What is expected:
Scan the data. Collect each line that contains the word "发送时间".

[[ Data for this task, beginning ]]

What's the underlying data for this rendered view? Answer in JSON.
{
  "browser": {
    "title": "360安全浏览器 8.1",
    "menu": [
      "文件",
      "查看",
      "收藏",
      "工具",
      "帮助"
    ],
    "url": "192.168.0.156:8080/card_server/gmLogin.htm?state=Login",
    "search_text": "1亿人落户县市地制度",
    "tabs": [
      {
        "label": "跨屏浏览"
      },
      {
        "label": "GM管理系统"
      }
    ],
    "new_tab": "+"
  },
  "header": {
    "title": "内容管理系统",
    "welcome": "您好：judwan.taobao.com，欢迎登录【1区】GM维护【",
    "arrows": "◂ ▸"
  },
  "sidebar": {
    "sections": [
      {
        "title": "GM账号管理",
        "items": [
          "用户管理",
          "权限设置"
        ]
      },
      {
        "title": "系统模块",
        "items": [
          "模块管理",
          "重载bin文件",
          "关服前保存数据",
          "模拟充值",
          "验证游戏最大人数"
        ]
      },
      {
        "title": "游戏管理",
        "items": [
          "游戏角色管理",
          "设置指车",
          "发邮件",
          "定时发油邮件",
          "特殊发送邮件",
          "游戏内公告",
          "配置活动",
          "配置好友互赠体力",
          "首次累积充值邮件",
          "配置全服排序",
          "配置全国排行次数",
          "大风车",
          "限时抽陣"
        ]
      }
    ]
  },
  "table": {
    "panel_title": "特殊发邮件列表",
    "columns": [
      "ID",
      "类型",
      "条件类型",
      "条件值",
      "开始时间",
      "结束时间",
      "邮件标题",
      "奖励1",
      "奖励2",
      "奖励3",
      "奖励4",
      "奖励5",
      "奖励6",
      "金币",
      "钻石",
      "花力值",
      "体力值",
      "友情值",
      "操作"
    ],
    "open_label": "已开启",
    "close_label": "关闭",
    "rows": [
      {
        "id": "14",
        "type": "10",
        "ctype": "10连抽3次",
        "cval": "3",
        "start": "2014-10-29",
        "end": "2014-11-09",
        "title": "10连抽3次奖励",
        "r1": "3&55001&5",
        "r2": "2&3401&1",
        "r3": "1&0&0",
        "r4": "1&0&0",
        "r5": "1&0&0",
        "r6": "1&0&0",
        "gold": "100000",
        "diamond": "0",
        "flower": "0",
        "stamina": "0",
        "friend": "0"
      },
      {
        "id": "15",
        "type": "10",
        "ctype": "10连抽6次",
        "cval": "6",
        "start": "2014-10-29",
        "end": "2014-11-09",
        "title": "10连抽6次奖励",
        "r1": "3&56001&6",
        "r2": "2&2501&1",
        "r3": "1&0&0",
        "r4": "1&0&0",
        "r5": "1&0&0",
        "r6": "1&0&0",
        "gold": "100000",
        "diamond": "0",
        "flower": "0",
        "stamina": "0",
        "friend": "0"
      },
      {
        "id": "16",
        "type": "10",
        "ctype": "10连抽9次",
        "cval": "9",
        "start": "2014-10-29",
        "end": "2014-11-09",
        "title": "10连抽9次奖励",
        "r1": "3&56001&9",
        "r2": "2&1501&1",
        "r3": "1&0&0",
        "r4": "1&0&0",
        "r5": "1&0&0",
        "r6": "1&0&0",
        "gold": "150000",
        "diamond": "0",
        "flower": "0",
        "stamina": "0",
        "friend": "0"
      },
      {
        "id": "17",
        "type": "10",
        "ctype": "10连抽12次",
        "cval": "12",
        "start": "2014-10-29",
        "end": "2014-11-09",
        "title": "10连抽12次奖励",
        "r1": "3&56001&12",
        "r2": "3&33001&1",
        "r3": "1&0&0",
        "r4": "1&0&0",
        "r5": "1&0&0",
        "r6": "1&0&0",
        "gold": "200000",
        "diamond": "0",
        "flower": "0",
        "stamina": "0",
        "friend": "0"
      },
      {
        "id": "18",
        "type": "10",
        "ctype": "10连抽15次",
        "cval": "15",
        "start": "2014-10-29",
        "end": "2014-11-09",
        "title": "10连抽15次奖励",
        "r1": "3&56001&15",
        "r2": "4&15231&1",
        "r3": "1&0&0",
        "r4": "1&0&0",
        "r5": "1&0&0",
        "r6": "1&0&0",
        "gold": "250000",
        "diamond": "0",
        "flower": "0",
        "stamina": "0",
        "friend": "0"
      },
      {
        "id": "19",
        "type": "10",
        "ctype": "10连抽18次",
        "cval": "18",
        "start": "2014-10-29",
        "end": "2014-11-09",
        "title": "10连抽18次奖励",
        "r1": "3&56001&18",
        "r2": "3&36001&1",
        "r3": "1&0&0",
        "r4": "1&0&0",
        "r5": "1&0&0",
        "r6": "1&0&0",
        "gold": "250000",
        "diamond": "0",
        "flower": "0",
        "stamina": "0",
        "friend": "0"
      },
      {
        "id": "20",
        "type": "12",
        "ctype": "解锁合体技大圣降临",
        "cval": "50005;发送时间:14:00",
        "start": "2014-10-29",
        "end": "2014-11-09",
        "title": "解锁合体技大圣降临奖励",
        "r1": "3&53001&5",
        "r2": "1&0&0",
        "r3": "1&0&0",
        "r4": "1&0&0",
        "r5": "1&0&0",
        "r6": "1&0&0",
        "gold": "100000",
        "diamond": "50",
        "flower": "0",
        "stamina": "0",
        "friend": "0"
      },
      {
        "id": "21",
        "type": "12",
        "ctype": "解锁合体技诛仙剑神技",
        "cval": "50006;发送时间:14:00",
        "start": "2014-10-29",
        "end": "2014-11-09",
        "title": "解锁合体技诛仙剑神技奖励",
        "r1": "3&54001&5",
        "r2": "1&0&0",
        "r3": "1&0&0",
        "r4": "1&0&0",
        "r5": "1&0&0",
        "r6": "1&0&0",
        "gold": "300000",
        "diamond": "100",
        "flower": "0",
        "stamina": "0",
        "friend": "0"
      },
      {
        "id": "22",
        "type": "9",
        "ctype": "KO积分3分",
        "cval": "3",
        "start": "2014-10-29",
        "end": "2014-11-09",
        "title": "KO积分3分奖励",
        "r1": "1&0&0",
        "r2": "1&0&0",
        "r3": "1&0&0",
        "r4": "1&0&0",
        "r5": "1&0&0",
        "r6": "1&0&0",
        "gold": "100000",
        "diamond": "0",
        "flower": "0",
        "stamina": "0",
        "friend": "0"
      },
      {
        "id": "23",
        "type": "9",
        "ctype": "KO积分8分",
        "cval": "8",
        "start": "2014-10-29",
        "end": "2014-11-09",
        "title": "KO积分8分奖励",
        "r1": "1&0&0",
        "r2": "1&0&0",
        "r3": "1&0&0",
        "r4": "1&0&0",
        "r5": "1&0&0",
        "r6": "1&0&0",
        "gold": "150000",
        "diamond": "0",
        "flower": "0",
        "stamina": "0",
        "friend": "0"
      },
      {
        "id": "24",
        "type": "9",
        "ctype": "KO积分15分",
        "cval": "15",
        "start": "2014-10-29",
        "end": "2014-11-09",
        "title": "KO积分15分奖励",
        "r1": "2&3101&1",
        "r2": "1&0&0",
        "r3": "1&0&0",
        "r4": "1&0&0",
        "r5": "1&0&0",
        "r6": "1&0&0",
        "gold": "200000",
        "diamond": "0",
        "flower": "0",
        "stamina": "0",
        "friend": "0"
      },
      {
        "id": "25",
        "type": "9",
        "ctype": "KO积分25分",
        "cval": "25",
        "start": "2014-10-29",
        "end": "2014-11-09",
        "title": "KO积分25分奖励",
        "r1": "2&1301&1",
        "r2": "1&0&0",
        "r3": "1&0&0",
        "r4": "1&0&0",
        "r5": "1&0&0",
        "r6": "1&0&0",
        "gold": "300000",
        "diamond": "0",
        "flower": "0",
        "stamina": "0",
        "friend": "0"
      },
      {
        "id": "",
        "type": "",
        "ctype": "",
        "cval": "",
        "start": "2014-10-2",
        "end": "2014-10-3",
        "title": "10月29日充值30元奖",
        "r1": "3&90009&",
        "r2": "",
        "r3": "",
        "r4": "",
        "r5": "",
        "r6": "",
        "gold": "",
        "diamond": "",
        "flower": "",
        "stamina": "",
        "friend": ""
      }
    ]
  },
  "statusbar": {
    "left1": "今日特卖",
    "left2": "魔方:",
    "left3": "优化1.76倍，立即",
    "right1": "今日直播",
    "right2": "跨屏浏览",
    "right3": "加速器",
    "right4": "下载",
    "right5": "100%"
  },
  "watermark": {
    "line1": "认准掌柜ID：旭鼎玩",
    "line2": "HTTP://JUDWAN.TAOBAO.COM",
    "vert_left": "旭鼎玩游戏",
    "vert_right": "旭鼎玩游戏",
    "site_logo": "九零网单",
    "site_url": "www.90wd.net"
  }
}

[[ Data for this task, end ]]

Finished task:
        "cval": "50005;发送时间:14:00",
        "cval": "50006;发送时间:14:00",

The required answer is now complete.